## TASK TO CARRY OUT
Among the records below, find each line bearing the word "level" and copy it.
[[ EXTRACTED MATERIAL open ]]
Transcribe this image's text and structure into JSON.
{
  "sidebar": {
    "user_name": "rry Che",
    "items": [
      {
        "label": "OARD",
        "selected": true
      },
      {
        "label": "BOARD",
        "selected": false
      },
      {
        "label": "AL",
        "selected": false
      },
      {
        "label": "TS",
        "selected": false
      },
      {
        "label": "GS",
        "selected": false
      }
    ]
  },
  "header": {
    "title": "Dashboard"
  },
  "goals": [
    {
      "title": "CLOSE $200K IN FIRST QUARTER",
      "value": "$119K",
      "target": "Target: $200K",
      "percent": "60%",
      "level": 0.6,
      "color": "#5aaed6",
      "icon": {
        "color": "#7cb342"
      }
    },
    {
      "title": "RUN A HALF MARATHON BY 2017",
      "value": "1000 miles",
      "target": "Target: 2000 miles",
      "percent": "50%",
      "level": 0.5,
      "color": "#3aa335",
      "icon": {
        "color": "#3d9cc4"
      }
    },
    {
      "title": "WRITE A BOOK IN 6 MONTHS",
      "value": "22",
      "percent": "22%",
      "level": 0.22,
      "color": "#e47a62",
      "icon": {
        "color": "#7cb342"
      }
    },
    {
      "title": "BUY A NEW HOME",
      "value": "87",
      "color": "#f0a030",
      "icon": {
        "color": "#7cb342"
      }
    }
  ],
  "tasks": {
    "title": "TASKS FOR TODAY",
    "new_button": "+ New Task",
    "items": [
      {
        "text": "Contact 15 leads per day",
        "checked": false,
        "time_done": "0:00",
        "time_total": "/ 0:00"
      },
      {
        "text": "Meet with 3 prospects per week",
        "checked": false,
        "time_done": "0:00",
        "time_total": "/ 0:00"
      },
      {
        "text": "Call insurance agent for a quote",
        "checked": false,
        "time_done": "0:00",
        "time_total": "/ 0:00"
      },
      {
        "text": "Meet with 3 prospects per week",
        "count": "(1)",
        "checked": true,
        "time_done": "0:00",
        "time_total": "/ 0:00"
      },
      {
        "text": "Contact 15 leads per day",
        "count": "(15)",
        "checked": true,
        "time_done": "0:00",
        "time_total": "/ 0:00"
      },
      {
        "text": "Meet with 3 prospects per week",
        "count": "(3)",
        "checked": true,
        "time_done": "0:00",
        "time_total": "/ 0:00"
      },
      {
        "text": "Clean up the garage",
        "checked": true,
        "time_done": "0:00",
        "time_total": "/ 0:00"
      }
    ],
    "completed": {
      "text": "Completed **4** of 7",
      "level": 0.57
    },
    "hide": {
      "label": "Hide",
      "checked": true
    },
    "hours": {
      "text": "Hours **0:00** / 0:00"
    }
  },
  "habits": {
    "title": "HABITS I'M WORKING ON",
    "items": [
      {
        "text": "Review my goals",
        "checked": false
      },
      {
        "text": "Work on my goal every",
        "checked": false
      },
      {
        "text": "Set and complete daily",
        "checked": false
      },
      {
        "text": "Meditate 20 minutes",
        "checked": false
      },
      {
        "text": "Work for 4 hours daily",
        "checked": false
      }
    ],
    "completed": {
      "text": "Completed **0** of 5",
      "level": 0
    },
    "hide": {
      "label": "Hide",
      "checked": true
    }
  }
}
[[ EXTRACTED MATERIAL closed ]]
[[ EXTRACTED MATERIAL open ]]
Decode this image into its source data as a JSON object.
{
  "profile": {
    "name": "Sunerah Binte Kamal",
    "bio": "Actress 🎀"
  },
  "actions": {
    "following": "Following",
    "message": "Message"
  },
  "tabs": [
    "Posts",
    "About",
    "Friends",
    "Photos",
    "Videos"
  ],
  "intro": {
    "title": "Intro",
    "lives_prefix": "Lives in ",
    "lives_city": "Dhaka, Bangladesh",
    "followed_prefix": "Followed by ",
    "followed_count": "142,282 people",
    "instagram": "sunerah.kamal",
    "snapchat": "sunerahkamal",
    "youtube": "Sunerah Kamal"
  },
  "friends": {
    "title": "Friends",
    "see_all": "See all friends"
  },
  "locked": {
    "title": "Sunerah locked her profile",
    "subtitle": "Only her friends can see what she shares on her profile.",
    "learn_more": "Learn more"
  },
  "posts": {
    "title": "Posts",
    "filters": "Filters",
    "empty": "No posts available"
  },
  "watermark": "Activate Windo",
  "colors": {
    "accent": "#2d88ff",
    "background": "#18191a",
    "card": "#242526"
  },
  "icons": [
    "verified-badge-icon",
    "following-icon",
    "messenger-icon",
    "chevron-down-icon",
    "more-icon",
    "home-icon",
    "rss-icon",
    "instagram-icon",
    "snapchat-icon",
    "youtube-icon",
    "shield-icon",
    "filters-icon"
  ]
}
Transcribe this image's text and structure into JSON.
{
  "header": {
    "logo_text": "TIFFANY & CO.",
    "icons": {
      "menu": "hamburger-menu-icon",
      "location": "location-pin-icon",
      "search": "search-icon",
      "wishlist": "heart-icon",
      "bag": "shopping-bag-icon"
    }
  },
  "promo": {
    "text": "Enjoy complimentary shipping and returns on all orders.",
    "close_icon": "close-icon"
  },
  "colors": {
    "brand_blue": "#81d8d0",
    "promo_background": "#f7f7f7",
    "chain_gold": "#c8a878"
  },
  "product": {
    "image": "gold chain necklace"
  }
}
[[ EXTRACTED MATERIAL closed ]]
## FINISHED TASK
      "level": 0.6,
      "level": 0.5,
      "level": 0.22,
      "level": 0.57
      "level": 0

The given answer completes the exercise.